Extracted data entries
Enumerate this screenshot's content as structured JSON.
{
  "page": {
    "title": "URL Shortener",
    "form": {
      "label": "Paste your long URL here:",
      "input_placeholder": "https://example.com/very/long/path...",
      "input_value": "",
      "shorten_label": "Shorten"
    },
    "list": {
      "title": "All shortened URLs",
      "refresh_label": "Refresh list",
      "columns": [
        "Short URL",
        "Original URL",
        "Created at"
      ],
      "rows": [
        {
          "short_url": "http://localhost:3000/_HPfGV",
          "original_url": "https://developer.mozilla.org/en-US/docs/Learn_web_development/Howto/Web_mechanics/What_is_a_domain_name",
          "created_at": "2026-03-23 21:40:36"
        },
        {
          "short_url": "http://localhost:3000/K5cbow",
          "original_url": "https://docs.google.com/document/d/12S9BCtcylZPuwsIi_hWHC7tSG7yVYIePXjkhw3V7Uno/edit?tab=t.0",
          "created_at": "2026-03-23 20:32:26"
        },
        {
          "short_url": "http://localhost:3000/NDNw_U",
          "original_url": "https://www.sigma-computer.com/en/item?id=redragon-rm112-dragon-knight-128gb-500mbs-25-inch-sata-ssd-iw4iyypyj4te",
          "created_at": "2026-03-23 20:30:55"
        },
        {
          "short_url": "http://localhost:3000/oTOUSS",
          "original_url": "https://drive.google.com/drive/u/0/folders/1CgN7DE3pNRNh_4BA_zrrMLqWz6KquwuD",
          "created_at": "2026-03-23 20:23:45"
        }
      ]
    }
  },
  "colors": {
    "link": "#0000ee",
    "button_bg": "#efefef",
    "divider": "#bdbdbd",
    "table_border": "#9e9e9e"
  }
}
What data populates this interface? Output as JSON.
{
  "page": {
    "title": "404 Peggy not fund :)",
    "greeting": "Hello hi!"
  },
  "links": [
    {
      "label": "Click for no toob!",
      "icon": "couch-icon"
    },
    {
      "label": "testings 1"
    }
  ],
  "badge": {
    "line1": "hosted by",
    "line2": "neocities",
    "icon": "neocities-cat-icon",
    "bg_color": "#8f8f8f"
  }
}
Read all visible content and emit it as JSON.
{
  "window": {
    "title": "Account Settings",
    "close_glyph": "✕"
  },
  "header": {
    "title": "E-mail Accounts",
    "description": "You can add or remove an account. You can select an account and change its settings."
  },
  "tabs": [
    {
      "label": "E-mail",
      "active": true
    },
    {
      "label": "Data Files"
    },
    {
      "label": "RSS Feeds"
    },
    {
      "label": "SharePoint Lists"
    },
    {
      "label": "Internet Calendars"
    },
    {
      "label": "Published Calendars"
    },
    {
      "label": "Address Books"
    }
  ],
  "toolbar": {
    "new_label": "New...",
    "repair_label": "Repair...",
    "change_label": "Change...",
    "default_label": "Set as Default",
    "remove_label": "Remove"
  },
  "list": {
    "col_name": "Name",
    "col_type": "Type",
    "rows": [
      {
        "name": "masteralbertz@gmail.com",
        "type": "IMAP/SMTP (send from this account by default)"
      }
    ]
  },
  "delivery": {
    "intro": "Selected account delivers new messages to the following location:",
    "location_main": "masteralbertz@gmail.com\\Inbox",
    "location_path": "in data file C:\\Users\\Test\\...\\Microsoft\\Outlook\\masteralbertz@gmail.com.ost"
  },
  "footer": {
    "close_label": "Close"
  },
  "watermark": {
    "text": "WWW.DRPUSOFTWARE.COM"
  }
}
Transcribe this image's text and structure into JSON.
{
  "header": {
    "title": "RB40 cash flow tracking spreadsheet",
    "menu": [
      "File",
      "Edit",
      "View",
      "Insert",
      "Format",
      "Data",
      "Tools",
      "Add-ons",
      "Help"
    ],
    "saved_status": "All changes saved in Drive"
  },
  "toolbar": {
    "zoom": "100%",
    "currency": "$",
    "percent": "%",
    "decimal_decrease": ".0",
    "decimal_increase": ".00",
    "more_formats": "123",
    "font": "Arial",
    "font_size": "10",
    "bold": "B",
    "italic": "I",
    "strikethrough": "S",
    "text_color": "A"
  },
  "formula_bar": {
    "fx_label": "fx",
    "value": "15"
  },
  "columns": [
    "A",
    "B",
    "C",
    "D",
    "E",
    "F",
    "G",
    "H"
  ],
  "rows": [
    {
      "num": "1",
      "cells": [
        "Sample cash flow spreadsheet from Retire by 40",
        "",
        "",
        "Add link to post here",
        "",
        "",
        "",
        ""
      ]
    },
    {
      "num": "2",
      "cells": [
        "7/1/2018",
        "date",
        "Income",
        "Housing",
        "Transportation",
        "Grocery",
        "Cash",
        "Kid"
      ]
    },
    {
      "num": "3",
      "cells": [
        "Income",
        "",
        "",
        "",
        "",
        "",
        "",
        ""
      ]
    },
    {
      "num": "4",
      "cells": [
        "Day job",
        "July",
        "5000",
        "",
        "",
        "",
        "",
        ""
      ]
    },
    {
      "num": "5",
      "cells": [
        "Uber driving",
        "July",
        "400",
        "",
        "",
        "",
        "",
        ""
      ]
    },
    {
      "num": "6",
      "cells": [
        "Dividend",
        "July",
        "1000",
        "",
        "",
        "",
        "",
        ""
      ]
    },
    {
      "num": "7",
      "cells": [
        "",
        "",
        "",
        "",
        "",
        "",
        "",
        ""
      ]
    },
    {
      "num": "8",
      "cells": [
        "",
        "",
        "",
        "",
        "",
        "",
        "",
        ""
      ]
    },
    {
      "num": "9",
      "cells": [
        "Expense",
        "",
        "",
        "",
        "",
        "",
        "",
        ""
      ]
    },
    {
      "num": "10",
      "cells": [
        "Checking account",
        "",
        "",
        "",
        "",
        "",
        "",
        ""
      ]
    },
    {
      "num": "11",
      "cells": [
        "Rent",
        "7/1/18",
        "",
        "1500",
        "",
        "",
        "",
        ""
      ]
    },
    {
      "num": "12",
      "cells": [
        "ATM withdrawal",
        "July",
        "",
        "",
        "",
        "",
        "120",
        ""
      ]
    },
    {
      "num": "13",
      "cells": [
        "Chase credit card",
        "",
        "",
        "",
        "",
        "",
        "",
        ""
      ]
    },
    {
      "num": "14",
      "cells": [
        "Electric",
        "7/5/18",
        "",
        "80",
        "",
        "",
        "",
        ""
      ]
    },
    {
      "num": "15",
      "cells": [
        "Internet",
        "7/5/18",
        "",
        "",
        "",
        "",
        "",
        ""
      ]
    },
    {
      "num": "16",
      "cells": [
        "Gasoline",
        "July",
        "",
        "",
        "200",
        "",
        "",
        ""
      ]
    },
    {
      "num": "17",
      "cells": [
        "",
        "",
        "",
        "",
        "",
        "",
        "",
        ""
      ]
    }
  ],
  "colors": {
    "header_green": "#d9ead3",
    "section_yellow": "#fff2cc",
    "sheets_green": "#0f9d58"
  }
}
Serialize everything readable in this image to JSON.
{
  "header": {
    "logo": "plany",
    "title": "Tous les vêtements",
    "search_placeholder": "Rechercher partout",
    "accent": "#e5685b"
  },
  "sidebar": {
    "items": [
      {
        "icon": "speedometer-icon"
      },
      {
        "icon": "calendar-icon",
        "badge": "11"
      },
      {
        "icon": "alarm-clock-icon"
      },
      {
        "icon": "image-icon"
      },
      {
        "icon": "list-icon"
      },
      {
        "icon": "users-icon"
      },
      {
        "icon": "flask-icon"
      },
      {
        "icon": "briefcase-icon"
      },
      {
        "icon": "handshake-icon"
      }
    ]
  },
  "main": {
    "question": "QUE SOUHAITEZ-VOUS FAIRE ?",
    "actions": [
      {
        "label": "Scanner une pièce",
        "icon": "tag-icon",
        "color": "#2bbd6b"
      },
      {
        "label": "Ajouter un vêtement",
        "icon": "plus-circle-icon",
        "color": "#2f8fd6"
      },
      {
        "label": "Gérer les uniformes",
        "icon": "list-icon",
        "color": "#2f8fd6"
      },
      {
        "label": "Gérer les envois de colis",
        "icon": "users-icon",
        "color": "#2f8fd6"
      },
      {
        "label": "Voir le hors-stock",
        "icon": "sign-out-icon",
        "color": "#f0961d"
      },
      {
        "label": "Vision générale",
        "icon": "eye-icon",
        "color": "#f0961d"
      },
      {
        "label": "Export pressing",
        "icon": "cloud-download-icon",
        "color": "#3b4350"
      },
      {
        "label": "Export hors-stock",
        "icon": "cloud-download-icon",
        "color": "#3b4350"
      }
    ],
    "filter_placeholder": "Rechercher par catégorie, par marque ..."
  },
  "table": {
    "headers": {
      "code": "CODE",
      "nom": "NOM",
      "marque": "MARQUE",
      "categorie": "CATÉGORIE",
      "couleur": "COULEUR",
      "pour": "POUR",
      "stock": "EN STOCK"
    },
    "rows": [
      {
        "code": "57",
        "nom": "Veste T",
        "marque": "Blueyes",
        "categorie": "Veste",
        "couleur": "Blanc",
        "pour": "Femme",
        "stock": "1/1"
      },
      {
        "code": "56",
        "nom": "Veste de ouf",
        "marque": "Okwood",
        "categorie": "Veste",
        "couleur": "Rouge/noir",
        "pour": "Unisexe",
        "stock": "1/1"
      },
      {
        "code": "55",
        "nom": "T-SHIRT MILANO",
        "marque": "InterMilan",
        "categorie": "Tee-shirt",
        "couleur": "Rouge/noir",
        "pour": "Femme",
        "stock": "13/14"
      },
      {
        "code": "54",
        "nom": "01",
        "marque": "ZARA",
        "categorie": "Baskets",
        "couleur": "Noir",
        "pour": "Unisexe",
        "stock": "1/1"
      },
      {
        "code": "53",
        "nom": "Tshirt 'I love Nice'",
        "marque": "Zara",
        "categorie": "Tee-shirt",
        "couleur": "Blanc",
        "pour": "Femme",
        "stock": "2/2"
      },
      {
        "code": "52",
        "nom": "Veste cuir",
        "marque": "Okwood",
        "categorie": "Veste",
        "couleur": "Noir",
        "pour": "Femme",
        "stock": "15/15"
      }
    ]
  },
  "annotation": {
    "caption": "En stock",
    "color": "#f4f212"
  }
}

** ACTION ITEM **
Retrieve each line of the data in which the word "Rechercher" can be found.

** ANSWER AREA **
    "search_placeholder": "Rechercher partout",
    "filter_placeholder": "Rechercher par catégorie, par marque ..."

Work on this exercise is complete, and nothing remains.